* _Your assignment_: Would you repeat every line below exactly, please?

Items from an interface collection

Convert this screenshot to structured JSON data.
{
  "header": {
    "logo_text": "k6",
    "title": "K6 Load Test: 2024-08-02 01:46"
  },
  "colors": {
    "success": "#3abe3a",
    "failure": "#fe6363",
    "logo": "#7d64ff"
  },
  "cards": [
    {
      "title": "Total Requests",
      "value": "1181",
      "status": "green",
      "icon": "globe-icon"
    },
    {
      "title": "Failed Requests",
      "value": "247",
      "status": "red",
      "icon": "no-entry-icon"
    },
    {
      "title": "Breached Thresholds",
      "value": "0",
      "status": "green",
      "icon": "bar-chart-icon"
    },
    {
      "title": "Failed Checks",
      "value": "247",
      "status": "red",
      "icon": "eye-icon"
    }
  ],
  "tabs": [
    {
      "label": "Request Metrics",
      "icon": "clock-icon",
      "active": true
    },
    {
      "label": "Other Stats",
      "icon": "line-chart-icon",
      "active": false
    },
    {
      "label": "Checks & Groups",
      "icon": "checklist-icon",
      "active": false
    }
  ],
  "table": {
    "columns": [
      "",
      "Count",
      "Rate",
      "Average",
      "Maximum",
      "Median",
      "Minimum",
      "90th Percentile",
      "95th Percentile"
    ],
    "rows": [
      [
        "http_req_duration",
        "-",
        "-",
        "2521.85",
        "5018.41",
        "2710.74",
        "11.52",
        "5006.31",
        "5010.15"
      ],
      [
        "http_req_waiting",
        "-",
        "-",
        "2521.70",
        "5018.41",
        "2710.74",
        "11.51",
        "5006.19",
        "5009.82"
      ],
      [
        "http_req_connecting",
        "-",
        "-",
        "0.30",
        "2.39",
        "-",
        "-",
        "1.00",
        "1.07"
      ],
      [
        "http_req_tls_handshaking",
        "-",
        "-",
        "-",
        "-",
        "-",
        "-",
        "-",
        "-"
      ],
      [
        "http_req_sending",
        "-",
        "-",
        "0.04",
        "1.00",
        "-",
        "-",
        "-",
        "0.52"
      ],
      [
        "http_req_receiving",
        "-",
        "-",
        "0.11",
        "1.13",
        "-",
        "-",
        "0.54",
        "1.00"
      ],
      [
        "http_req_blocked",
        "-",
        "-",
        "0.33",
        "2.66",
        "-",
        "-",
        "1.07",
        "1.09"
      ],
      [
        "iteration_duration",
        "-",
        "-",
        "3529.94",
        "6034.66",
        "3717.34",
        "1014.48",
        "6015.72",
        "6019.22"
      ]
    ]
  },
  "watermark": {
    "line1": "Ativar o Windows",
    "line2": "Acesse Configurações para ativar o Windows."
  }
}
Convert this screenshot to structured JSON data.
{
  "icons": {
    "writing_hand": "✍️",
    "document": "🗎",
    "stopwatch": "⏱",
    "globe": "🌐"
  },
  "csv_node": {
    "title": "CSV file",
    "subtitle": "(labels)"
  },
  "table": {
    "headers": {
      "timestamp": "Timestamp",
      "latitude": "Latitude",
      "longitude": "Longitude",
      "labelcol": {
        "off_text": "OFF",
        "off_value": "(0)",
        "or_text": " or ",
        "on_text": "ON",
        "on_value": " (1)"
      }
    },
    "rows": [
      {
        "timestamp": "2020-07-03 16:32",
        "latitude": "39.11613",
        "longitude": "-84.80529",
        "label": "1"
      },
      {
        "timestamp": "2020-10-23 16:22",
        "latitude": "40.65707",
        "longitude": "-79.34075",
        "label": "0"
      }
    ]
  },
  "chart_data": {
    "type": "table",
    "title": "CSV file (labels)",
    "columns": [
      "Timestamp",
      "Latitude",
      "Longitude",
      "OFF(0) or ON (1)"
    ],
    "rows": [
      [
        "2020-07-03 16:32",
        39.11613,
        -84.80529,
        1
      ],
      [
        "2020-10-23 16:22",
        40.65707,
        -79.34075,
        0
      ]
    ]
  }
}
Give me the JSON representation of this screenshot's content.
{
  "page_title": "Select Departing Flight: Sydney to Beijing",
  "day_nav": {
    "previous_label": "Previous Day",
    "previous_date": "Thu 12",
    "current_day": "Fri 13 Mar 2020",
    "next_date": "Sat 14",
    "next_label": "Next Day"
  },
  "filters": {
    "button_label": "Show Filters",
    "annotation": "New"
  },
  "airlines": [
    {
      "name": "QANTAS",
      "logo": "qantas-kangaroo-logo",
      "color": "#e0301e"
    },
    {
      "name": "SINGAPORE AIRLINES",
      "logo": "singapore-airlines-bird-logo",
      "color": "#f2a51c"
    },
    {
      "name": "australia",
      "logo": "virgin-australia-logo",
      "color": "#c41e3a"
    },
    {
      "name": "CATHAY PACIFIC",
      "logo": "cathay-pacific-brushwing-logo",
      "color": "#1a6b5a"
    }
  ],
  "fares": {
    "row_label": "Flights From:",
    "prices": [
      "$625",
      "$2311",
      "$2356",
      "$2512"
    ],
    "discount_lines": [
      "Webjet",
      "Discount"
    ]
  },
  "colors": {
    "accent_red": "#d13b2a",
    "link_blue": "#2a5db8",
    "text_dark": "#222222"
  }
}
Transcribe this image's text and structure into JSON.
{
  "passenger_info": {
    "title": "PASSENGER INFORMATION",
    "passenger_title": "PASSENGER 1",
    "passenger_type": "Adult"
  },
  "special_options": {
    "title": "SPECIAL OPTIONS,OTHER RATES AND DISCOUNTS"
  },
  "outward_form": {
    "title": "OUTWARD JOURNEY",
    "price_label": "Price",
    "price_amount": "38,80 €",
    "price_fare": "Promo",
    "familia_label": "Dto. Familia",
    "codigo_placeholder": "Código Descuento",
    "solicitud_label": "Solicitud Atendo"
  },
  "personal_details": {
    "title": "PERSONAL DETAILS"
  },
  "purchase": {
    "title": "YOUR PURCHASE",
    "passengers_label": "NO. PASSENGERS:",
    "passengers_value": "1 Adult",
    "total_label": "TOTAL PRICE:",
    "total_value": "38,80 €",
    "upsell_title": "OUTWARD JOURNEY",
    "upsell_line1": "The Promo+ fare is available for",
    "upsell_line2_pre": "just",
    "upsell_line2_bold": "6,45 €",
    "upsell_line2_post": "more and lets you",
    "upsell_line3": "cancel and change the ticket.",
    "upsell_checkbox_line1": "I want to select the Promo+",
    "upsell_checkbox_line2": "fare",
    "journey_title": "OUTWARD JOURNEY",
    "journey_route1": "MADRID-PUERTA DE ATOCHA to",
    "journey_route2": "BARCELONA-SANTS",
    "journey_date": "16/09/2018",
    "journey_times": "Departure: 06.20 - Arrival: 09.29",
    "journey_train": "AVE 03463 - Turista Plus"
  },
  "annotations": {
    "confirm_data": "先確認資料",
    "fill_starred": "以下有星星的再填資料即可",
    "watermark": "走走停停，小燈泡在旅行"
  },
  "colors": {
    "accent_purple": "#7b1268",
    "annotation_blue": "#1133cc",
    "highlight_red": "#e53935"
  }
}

* _Reply to the task_:
Convert this screenshot to structured JSON data.
{
  "header": {
    "logo_text": "k6",
    "title": "K6 Load Test: 2024-08-02 01:46"
  },
  "colors": {
    "success": "#3abe3a",
    "failure": "#fe6363",
    "logo": "#7d64ff"
  },
  "cards": [
    {
      "title": "Total Requests",
      "value": "1181",
      "status": "green",
      "icon": "globe-icon"
    },
    {
      "title": "Failed Requests",
      "value": "247",
      "status": "red",
      "icon": "no-entry-icon"
    },
    {
      "title": "Breached Thresholds",
      "value": "0",
      "status": "green",
      "icon": "bar-chart-icon"
    },
    {
      "title": "Failed Checks",
      "value": "247",
      "status": "red",
      "icon": "eye-icon"
    }
  ],
  "tabs": [
    {
      "label": "Request Metrics",
      "icon": "clock-icon",
      "active": true
    },
    {
      "label": "Other Stats",
      "icon": "line-chart-icon",
      "active": false
    },
    {
      "label": "Checks & Groups",
      "icon": "checklist-icon",
      "active": false
    }
  ],
  "table": {
    "columns": [
      "",
      "Count",
      "Rate",
      "Average",
      "Maximum",
      "Median",
      "Minimum",
      "90th Percentile",
      "95th Percentile"
    ],
    "rows": [
      [
        "http_req_duration",
        "-",
        "-",
        "2521.85",
        "5018.41",
        "2710.74",
        "11.52",
        "5006.31",
        "5010.15"
      ],
      [
        "http_req_waiting",
        "-",
        "-",
        "2521.70",
        "5018.41",
        "2710.74",
        "11.51",
        "5006.19",
        "5009.82"
      ],
      [
        "http_req_connecting",
        "-",
        "-",
        "0.30",
        "2.39",
        "-",
        "-",
        "1.00",
        "1.07"
      ],
      [
        "http_req_tls_handshaking",
        "-",
        "-",
        "-",
        "-",
        "-",
        "-",
        "-",
        "-"
      ],
      [
        "http_req_sending",
        "-",
        "-",
        "0.04",
        "1.00",
        "-",
        "-",
        "-",
        "0.52"
      ],
      [
        "http_req_receiving",
        "-",
        "-",
        "0.11",
        "1.13",
        "-",
        "-",
        "0.54",
        "1.00"
      ],
      [
        "http_req_blocked",
        "-",
        "-",
        "0.33",
        "2.66",
        "-",
        "-",
        "1.07",
        "1.09"
      ],
      [
        "iteration_duration",
        "-",
        "-",
        "3529.94",
        "6034.66",
        "3717.34",
        "1014.48",
        "6015.72",
        "6019.22"
      ]
    ]
  },
  "watermark": {
    "line1": "Ativar o Windows",
    "line2": "Acesse Configurações para ativar o Windows."
  }
}
Convert this screenshot to structured JSON data.
{
  "icons": {
    "writing_hand": "✍️",
    "document": "🗎",
    "stopwatch": "⏱",
    "globe": "🌐"
  },
  "csv_node": {
    "title": "CSV file",
    "subtitle": "(labels)"
  },
  "table": {
    "headers": {
      "timestamp": "Timestamp",
      "latitude": "Latitude",
      "longitude": "Longitude",
      "labelcol": {
        "off_text": "OFF",
        "off_value": "(0)",
        "or_text": " or ",
        "on_text": "ON",
        "on_value": " (1)"
      }
    },
    "rows": [
      {
        "timestamp": "2020-07-03 16:32",
        "latitude": "39.11613",
        "longitude": "-84.80529",
        "label": "1"
      },
      {
        "timestamp": "2020-10-23 16:22",
        "latitude": "40.65707",
        "longitude": "-79.34075",
        "label": "0"
      }
    ]
  },
  "chart_data": {
    "type": "table",
    "title": "CSV file (labels)",
    "columns": [
      "Timestamp",
      "Latitude",
      "Longitude",
      "OFF(0) or ON (1)"
    ],
    "rows": [
      [
        "2020-07-03 16:32",
        39.11613,
        -84.80529,
        1
      ],
      [
        "2020-10-23 16:22",
        40.65707,
        -79.34075,
        0
      ]
    ]
  }
}
Give me the JSON representation of this screenshot's content.
{
  "page_title": "Select Departing Flight: Sydney to Beijing",
  "day_nav": {
    "previous_label": "Previous Day",
    "previous_date": "Thu 12",
    "current_day": "Fri 13 Mar 2020",
    "next_date": "Sat 14",
    "next_label": "Next Day"
  },
  "filters": {
    "button_label": "Show Filters",
    "annotation": "New"
  },
  "airlines": [
    {
      "name": "QANTAS",
      "logo": "qantas-kangaroo-logo",
      "color": "#e0301e"
    },
    {
      "name": "SINGAPORE AIRLINES",
      "logo": "singapore-airlines-bird-logo",
      "color": "#f2a51c"
    },
    {
      "name": "australia",
      "logo": "virgin-australia-logo",
      "color": "#c41e3a"
    },
    {
      "name": "CATHAY PACIFIC",
      "logo": "cathay-pacific-brushwing-logo",
      "color": "#1a6b5a"
    }
  ],
  "fares": {
    "row_label": "Flights From:",
    "prices": [
      "$625",
      "$2311",
      "$2356",
      "$2512"
    ],
    "discount_lines": [
      "Webjet",
      "Discount"
    ]
  },
  "colors": {
    "accent_red": "#d13b2a",
    "link_blue": "#2a5db8",
    "text_dark": "#222222"
  }
}
Transcribe this image's text and structure into JSON.
{
  "passenger_info": {
    "title": "PASSENGER INFORMATION",
    "passenger_title": "PASSENGER 1",
    "passenger_type": "Adult"
  },
  "special_options": {
    "title": "SPECIAL OPTIONS,OTHER RATES AND DISCOUNTS"
  },
  "outward_form": {
    "title": "OUTWARD JOURNEY",
    "price_label": "Price",
    "price_amount": "38,80 €",
    "price_fare": "Promo",
    "familia_label": "Dto. Familia",
    "codigo_placeholder": "Código Descuento",
    "solicitud_label": "Solicitud Atendo"
  },
  "personal_details": {
    "title": "PERSONAL DETAILS"
  },
  "purchase": {
    "title": "YOUR PURCHASE",
    "passengers_label": "NO. PASSENGERS:",
    "passengers_value": "1 Adult",
    "total_label": "TOTAL PRICE:",
    "total_value": "38,80 €",
    "upsell_title": "OUTWARD JOURNEY",
    "upsell_line1": "The Promo+ fare is available for",
    "upsell_line2_pre": "just",
    "upsell_line2_bold": "6,45 €",
    "upsell_line2_post": "more and lets you",
    "upsell_line3": "cancel and change the ticket.",
    "upsell_checkbox_line1": "I want to select the Promo+",
    "upsell_checkbox_line2": "fare",
    "journey_title": "OUTWARD JOURNEY",
    "journey_route1": "MADRID-PUERTA DE ATOCHA to",
    "journey_route2": "BARCELONA-SANTS",
    "journey_date": "16/09/2018",
    "journey_times": "Departure: 06.20 - Arrival: 09.29",
    "journey_train": "AVE 03463 - Turista Plus"
  },
  "annotations": {
    "confirm_data": "先確認資料",
    "fill_starred": "以下有星星的再填資料即可",
    "watermark": "走走停停，小燈泡在旅行"
  },
  "colors": {
    "accent_purple": "#7b1268",
    "annotation_blue": "#1133cc",
    "highlight_red": "#e53935"
  }
}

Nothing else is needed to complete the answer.